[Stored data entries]
= = =
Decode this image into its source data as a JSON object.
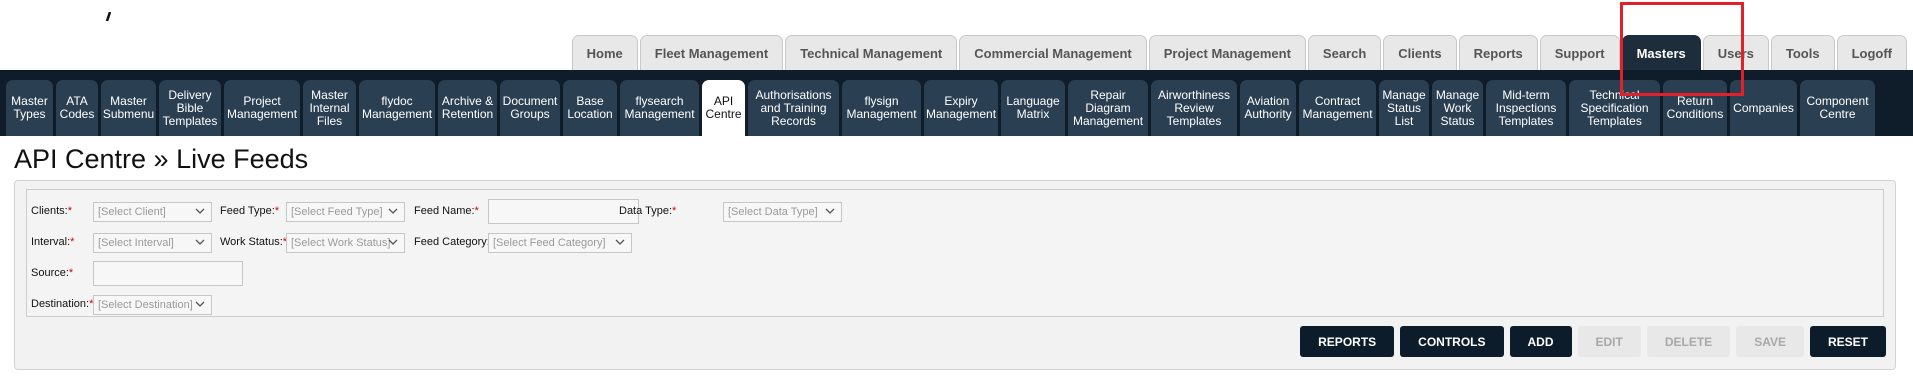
{
  "main_nav": {
    "tabs": [
      {
        "label": "Home"
      },
      {
        "label": "Fleet Management"
      },
      {
        "label": "Technical Management"
      },
      {
        "label": "Commercial Management"
      },
      {
        "label": "Project Management"
      },
      {
        "label": "Search"
      },
      {
        "label": "Clients"
      },
      {
        "label": "Reports"
      },
      {
        "label": "Support"
      },
      {
        "label": "Masters",
        "active": true
      },
      {
        "label": "Users"
      },
      {
        "label": "Tools"
      },
      {
        "label": "Logoff"
      }
    ]
  },
  "sub_nav": {
    "tabs": [
      {
        "label": "Master\nTypes"
      },
      {
        "label": "ATA\nCodes"
      },
      {
        "label": "Master\nSubmenu"
      },
      {
        "label": "Delivery\nBible\nTemplates"
      },
      {
        "label": "Project\nManagement"
      },
      {
        "label": "Master\nInternal\nFiles"
      },
      {
        "label": "flydoc\nManagement"
      },
      {
        "label": "Archive &\nRetention"
      },
      {
        "label": "Document\nGroups"
      },
      {
        "label": "Base\nLocation"
      },
      {
        "label": "flysearch\nManagement"
      },
      {
        "label": "API\nCentre",
        "active": true
      },
      {
        "label": "Authorisations\nand Training\nRecords"
      },
      {
        "label": "flysign\nManagement"
      },
      {
        "label": "Expiry\nManagement"
      },
      {
        "label": "Language\nMatrix"
      },
      {
        "label": "Repair\nDiagram\nManagement"
      },
      {
        "label": "Airworthiness\nReview\nTemplates"
      },
      {
        "label": "Aviation\nAuthority"
      },
      {
        "label": "Contract\nManagement"
      },
      {
        "label": "Manage\nStatus\nList"
      },
      {
        "label": "Manage\nWork\nStatus"
      },
      {
        "label": "Mid-term\nInspections\nTemplates"
      },
      {
        "label": "Technical\nSpecification\nTemplates"
      },
      {
        "label": "Return\nConditions"
      },
      {
        "label": "Companies"
      },
      {
        "label": "Component\nCentre"
      }
    ]
  },
  "page": {
    "title": "API Centre » Live Feeds"
  },
  "form": {
    "required_mark": "*",
    "clients": {
      "label": "Clients:",
      "placeholder": "[Select Client]"
    },
    "feed_type": {
      "label": "Feed Type:",
      "placeholder": "[Select Feed Type]"
    },
    "feed_name": {
      "label": "Feed Name:",
      "value": ""
    },
    "data_type": {
      "label": "Data Type:",
      "placeholder": "[Select Data Type]"
    },
    "interval": {
      "label": "Interval:",
      "placeholder": "[Select Interval]"
    },
    "work_status": {
      "label": "Work Status:",
      "placeholder": "[Select Work Status]"
    },
    "feed_category": {
      "label": "Feed Category:",
      "placeholder": "[Select Feed Category]"
    },
    "source": {
      "label": "Source:",
      "value": ""
    },
    "destination": {
      "label": "Destination:",
      "placeholder": "[Select Destination]"
    }
  },
  "actions": {
    "buttons": [
      {
        "label": "REPORTS",
        "enabled": true
      },
      {
        "label": "CONTROLS",
        "enabled": true
      },
      {
        "label": "ADD",
        "enabled": true
      },
      {
        "label": "EDIT",
        "enabled": false
      },
      {
        "label": "DELETE",
        "enabled": false
      },
      {
        "label": "SAVE",
        "enabled": false
      },
      {
        "label": "RESET",
        "enabled": true
      }
    ]
  },
  "colors": {
    "nav_dark": "#0f1d2a",
    "tab_dark": "#2b3f52",
    "highlight": "#e0202a",
    "required": "#d40000"
  }
}
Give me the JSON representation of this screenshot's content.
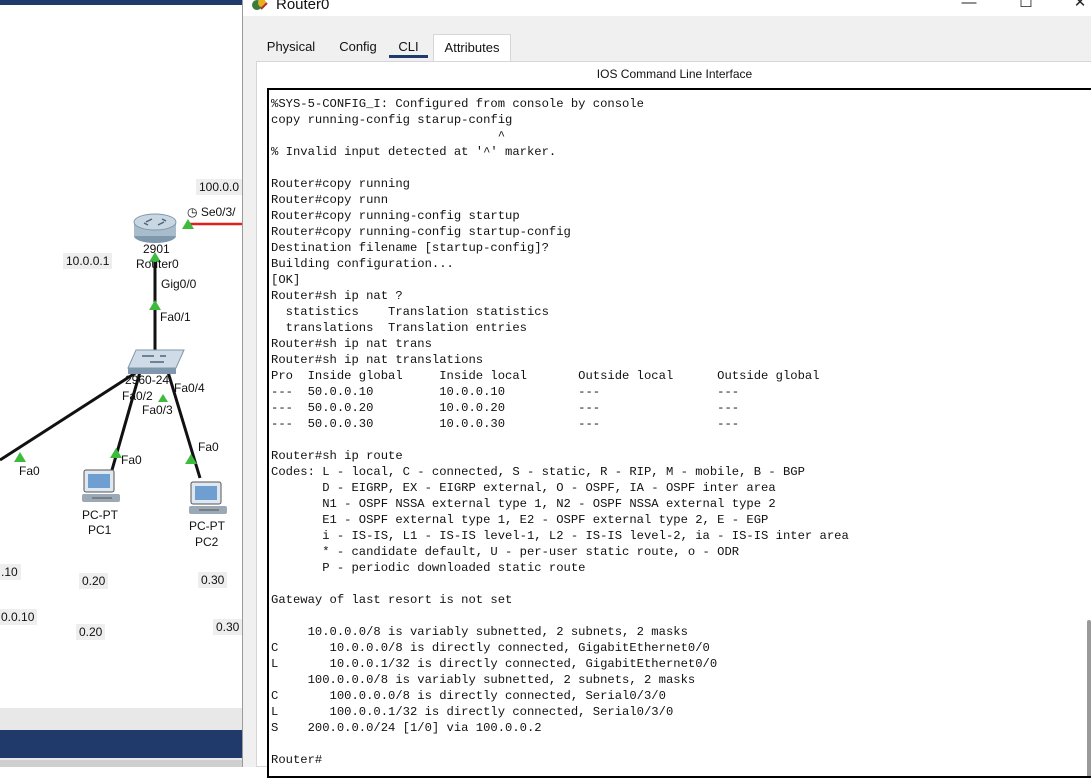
{
  "workspace": {
    "labels": {
      "ip_top": "100.0.0",
      "serial": "Se0/3/",
      "router_model": "2901",
      "router_name": "Router0",
      "router_ip": "10.0.0.1",
      "gig": "Gig0/0",
      "fa01": "Fa0/1",
      "switch_model": "2960-24",
      "fa04": "Fa0/4",
      "fa02": "Fa0/2",
      "fa03": "Fa0/3",
      "fa0_left": "Fa0",
      "fa0_pc1": "Fa0",
      "fa0_pc2": "Fa0",
      "pc1_type": "PC-PT",
      "pc1_name": "PC1",
      "pc2_type": "PC-PT",
      "pc2_name": "PC2",
      "ip_left1": ".10",
      "ip_left2": "0.0.10",
      "pc1_ip1": "0.20",
      "pc1_ip2": "0.20",
      "pc2_ip1": "0.30",
      "pc2_ip2": "0.30"
    }
  },
  "window": {
    "title": "Router0",
    "minimize": "—",
    "maximize": "☐",
    "close": "✕",
    "tabs": [
      {
        "label": "Physical"
      },
      {
        "label": "Config"
      },
      {
        "label": "CLI"
      },
      {
        "label": "Attributes"
      }
    ],
    "active_tab": "CLI",
    "cli_header": "IOS Command Line Interface",
    "cli_text": "%SYS-5-CONFIG_I: Configured from console by console\ncopy running-config starup-config\n                               ^\n% Invalid input detected at '^' marker.\n\nRouter#copy running\nRouter#copy runn\nRouter#copy running-config startup\nRouter#copy running-config startup-config\nDestination filename [startup-config]?\nBuilding configuration...\n[OK]\nRouter#sh ip nat ?\n  statistics    Translation statistics\n  translations  Translation entries\nRouter#sh ip nat trans\nRouter#sh ip nat translations\nPro  Inside global     Inside local       Outside local      Outside global\n---  50.0.0.10         10.0.0.10          ---                ---\n---  50.0.0.20         10.0.0.20          ---                ---\n---  50.0.0.30         10.0.0.30          ---                ---\n\nRouter#sh ip route\nCodes: L - local, C - connected, S - static, R - RIP, M - mobile, B - BGP\n       D - EIGRP, EX - EIGRP external, O - OSPF, IA - OSPF inter area\n       N1 - OSPF NSSA external type 1, N2 - OSPF NSSA external type 2\n       E1 - OSPF external type 1, E2 - OSPF external type 2, E - EGP\n       i - IS-IS, L1 - IS-IS level-1, L2 - IS-IS level-2, ia - IS-IS inter area\n       * - candidate default, U - per-user static route, o - ODR\n       P - periodic downloaded static route\n\nGateway of last resort is not set\n\n     10.0.0.0/8 is variably subnetted, 2 subnets, 2 masks\nC       10.0.0.0/8 is directly connected, GigabitEthernet0/0\nL       10.0.0.1/32 is directly connected, GigabitEthernet0/0\n     100.0.0.0/8 is variably subnetted, 2 subnets, 2 masks\nC       100.0.0.0/8 is directly connected, Serial0/3/0\nL       100.0.0.1/32 is directly connected, Serial0/3/0\nS    200.0.0.0/24 [1/0] via 100.0.0.2\n\nRouter#"
  },
  "colors": {
    "accent": "#1f3a6b",
    "serial_link": "#e02020",
    "link_up": "#3dbb3d"
  }
}
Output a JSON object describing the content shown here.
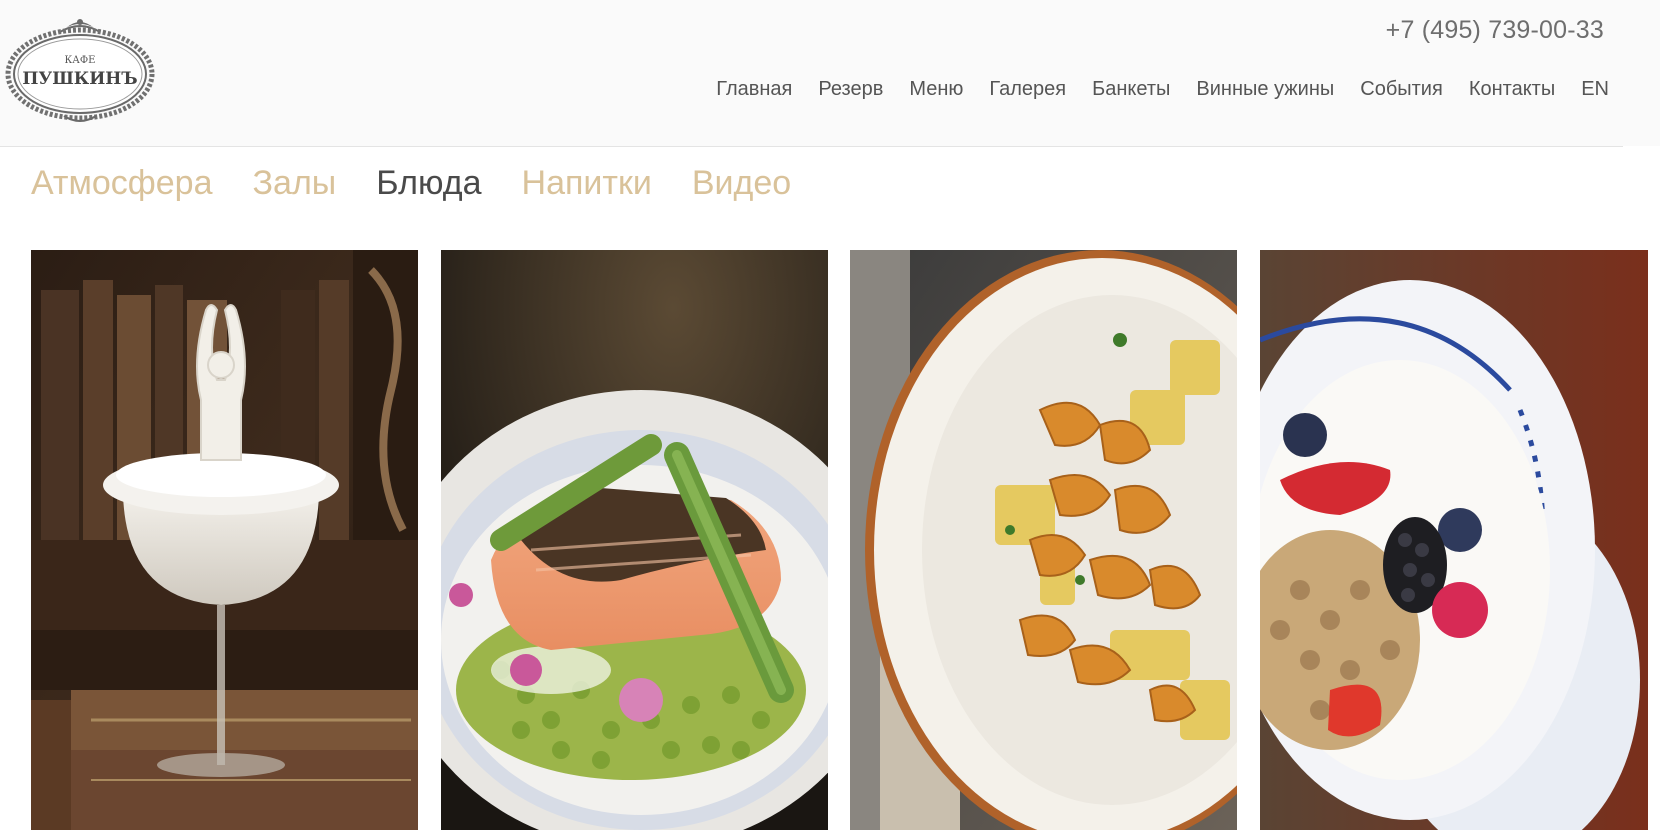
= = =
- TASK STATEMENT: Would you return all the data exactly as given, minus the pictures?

- RESPONSE:
Decode this image into its source data as a JSON object.
{
  "main_nav": {
    "tabs": [
      {
        "label": "Home"
      },
      {
        "label": "Fleet Management"
      },
      {
        "label": "Technical Management"
      },
      {
        "label": "Commercial Management"
      },
      {
        "label": "Project Management"
      },
      {
        "label": "Search"
      },
      {
        "label": "Clients"
      },
      {
        "label": "Reports"
      },
      {
        "label": "Support"
      },
      {
        "label": "Masters",
        "active": true
      },
      {
        "label": "Users"
      },
      {
        "label": "Tools"
      },
      {
        "label": "Logoff"
      }
    ]
  },
  "sub_nav": {
    "tabs": [
      {
        "label": "Master\nTypes"
      },
      {
        "label": "ATA\nCodes"
      },
      {
        "label": "Master\nSubmenu"
      },
      {
        "label": "Delivery\nBible\nTemplates"
      },
      {
        "label": "Project\nManagement"
      },
      {
        "label": "Master\nInternal\nFiles"
      },
      {
        "label": "flydoc\nManagement"
      },
      {
        "label": "Archive &\nRetention"
      },
      {
        "label": "Document\nGroups"
      },
      {
        "label": "Base\nLocation"
      },
      {
        "label": "flysearch\nManagement"
      },
      {
        "label": "API\nCentre",
        "active": true
      },
      {
        "label": "Authorisations\nand Training\nRecords"
      },
      {
        "label": "flysign\nManagement"
      },
      {
        "label": "Expiry\nManagement"
      },
      {
        "label": "Language\nMatrix"
      },
      {
        "label": "Repair\nDiagram\nManagement"
      },
      {
        "label": "Airworthiness\nReview\nTemplates"
      },
      {
        "label": "Aviation\nAuthority"
      },
      {
        "label": "Contract\nManagement"
      },
      {
        "label": "Manage\nStatus\nList"
      },
      {
        "label": "Manage\nWork\nStatus"
      },
      {
        "label": "Mid-term\nInspections\nTemplates"
      },
      {
        "label": "Technical\nSpecification\nTemplates"
      },
      {
        "label": "Return\nConditions"
      },
      {
        "label": "Companies"
      },
      {
        "label": "Component\nCentre"
      }
    ]
  },
  "page": {
    "title": "API Centre » Live Feeds"
  },
  "form": {
    "required_mark": "*",
    "clients": {
      "label": "Clients:",
      "placeholder": "[Select Client]"
    },
    "feed_type": {
      "label": "Feed Type:",
      "placeholder": "[Select Feed Type]"
    },
    "feed_name": {
      "label": "Feed Name:",
      "value": ""
    },
    "data_type": {
      "label": "Data Type:",
      "placeholder": "[Select Data Type]"
    },
    "interval": {
      "label": "Interval:",
      "placeholder": "[Select Interval]"
    },
    "work_status": {
      "label": "Work Status:",
      "placeholder": "[Select Work Status]"
    },
    "feed_category": {
      "label": "Feed Category:",
      "placeholder": "[Select Feed Category]"
    },
    "source": {
      "label": "Source:",
      "value": ""
    },
    "destination": {
      "label": "Destination:",
      "placeholder": "[Select Destination]"
    }
  },
  "actions": {
    "buttons": [
      {
        "label": "REPORTS",
        "enabled": true
      },
      {
        "label": "CONTROLS",
        "enabled": true
      },
      {
        "label": "ADD",
        "enabled": true
      },
      {
        "label": "EDIT",
        "enabled": false
      },
      {
        "label": "DELETE",
        "enabled": false
      },
      {
        "label": "SAVE",
        "enabled": false
      },
      {
        "label": "RESET",
        "enabled": true
      }
    ]
  },
  "colors": {
    "nav_dark": "#0f1d2a",
    "tab_dark": "#2b3f52",
    "highlight": "#e0202a",
    "required": "#d40000"
  }
}
Give me the JSON representation of this screenshot's content.
{
  "workspace": {
    "labels": {
      "ip_top": "100.0.0",
      "serial": "Se0/3/",
      "router_model": "2901",
      "router_name": "Router0",
      "router_ip": "10.0.0.1",
      "gig": "Gig0/0",
      "fa01": "Fa0/1",
      "switch_model": "2960-24",
      "fa04": "Fa0/4",
      "fa02": "Fa0/2",
      "fa03": "Fa0/3",
      "fa0_left": "Fa0",
      "fa0_pc1": "Fa0",
      "fa0_pc2": "Fa0",
      "pc1_type": "PC-PT",
      "pc1_name": "PC1",
      "pc2_type": "PC-PT",
      "pc2_name": "PC2",
      "ip_left1": ".10",
      "ip_left2": "0.0.10",
      "pc1_ip1": "0.20",
      "pc1_ip2": "0.20",
      "pc2_ip1": "0.30",
      "pc2_ip2": "0.30"
    }
  },
  "window": {
    "title": "Router0",
    "minimize": "—",
    "maximize": "☐",
    "close": "✕",
    "tabs": [
      {
        "label": "Physical"
      },
      {
        "label": "Config"
      },
      {
        "label": "CLI"
      },
      {
        "label": "Attributes"
      }
    ],
    "active_tab": "CLI",
    "cli_header": "IOS Command Line Interface",
    "cli_text": "%SYS-5-CONFIG_I: Configured from console by console\ncopy running-config starup-config\n                               ^\n% Invalid input detected at '^' marker.\n\nRouter#copy running\nRouter#copy runn\nRouter#copy running-config startup\nRouter#copy running-config startup-config\nDestination filename [startup-config]?\nBuilding configuration...\n[OK]\nRouter#sh ip nat ?\n  statistics    Translation statistics\n  translations  Translation entries\nRouter#sh ip nat trans\nRouter#sh ip nat translations\nPro  Inside global     Inside local       Outside local      Outside global\n---  50.0.0.10         10.0.0.10          ---                ---\n---  50.0.0.20         10.0.0.20          ---                ---\n---  50.0.0.30         10.0.0.30          ---                ---\n\nRouter#sh ip route\nCodes: L - local, C - connected, S - static, R - RIP, M - mobile, B - BGP\n       D - EIGRP, EX - EIGRP external, O - OSPF, IA - OSPF inter area\n       N1 - OSPF NSSA external type 1, N2 - OSPF NSSA external type 2\n       E1 - OSPF external type 1, E2 - OSPF external type 2, E - EGP\n       i - IS-IS, L1 - IS-IS level-1, L2 - IS-IS level-2, ia - IS-IS inter area\n       * - candidate default, U - per-user static route, o - ODR\n       P - periodic downloaded static route\n\nGateway of last resort is not set\n\n     10.0.0.0/8 is variably subnetted, 2 subnets, 2 masks\nC       10.0.0.0/8 is directly connected, GigabitEthernet0/0\nL       10.0.0.1/32 is directly connected, GigabitEthernet0/0\n     100.0.0.0/8 is variably subnetted, 2 subnets, 2 masks\nC       100.0.0.0/8 is directly connected, Serial0/3/0\nL       100.0.0.1/32 is directly connected, Serial0/3/0\nS    200.0.0.0/24 [1/0] via 100.0.0.2\n\nRouter#"
  },
  "colors": {
    "accent": "#1f3a6b",
    "serial_link": "#e02020",
    "link_up": "#3dbb3d"
  }
}
Output a JSON object describing the content shown here.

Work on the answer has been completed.